On a cold November morning in 1891, Rev. C.J. McConnehey arrived in Fargo, North Dakota, with a clear "mandate" from the Children's Home Society of Minnesota to organize an auxiliary agency in Fargo that would act as "friend and protector to homeless, neglected, and destitute children." As the only project of its kind in the Dakota Territory, this modest yet determined effort expanded over the next 100 years into a multi-service agency known as The Village Family Service Center.
The original Dakota Children's Home Society focused on the mission of Rev. McConnehey through the maintenance of an active and "flourishing" orphanage and through the provision of foster care and adoption. To a list of three children, Rev. McConnehey added 53 additional names to the children's home roster in the first year of operation.
Through an 1893 gift of $100 and 640 acres of land (worth $5,000 at the time) from Mr. J.L. Grandin, in memory of his daughter, a permanent "temporary home" was eventually built. In 1895, before seeing his vision of the permanent home completed, Rev. McConnehey resigned his position in order to move further into the new frontier and establish the Montana Children's Home and Aid Society.
It was then under the new leadership of Baptist Minister B.H. Brasted, in 1897, that the society was officially incorporated as the North Dakota Children's Home Society, no longer an auxiliary agency of the Minnesota society.
In 1902, the arrival of a new Children's Home superintendent, Frank "Daddy" Hall, initiated a period of great energy, growth and change. As superintendent, he participated in the first White House Conference for Dependent Children in 1909; fought vigorously for the Mother's Pension Law (precursor to Aid for Dependent Children) in 1915; and in 1923 was a member of North Dakota's Children's Code Commission. Through these events and other activities, he influenced significant legislation for the protection of children. In the final year of the 24 years of Frank Hall's leadership, North Dakota Children's Home records indicated a responsibility for 250 children in the orphanage and in boarding and foster care.

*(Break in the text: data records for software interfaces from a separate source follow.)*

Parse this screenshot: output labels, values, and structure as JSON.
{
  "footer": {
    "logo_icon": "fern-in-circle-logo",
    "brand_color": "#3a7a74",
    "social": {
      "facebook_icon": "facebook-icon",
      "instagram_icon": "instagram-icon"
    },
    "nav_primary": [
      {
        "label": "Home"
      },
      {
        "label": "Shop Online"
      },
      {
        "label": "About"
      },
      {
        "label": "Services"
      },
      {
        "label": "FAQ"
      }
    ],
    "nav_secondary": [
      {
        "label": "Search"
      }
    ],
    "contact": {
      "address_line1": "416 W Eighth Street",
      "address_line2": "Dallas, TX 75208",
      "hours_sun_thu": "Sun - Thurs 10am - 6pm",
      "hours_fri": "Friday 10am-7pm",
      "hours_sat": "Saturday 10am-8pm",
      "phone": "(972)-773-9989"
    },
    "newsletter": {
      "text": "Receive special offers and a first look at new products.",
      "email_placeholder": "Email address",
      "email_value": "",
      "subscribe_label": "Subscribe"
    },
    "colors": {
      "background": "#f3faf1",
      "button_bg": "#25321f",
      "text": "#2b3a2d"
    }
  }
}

In 1957, having outgrown its old facility, the Children's Home moved to its new building at 1721 South University Drive. At the same time, the name was changed to Children's Village. As times changed, the organization evolved. The orphanage ended in 1968, and in 1979 the name became The Village Family Service Center. The services offered by The Village today include adoption, mentoring, mental health counseling, addiction treatment, financial guidance, business services such as an Employee Assistance Program and mediation, and more.